Apple and Google have settled their long-running patent differences with an out of court settlement.

The two companies released a joint statement on the matter, stating that - although they may have settled over the disputes regarding smartphone technology - the deal does not include cross-licensing of their patents.

The agreement covers Apple's litigation against Motorola, which sued the former for patent infringement in 2010 before being bought up by Google for $12.5 billion (7.4 billion) in 2012. Apple countersued Motorola and so Google inherited the court case, using its newly-acquired portfolio of patents to defend itself.

The courtroom battle between Apple and Google has been vitriolic. The former company's late co-founder Steve Jobs famously said he would use his "last dying breath" to "destroy Android." Jobs also declared what he called "thermonuclear war" against Google.

An Apple spokeswoman said the deal does not affect its ongoing court battle with Samsung, with the news coming just weeks after a Californian jury awarded Apple $119.6 million (70 million) in damages against the South Korean firm.

The warring firms' CEO, Tim Cook and Larry Page, apparently held clandestine talks in 2012 to bring a halt to the courtroom disputes, yet they continued unabated. Apple has refused to attack Google directly, however, instead targeting phone makers that use Google's Android operating system.
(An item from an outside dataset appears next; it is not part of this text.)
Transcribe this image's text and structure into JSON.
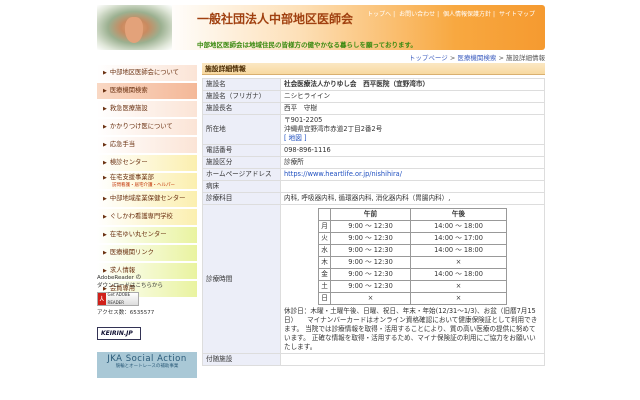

Although Google has settled things with Cupertino, it still faces litigation from the Rockstar Consortium, part owned by Apple, Microsoft, BlackBerry and Sony. The "patent troll" group is utilising the portfolio it acquired from buying up Nortel Networks in 2011 to attack Google and Android manufacturers in court.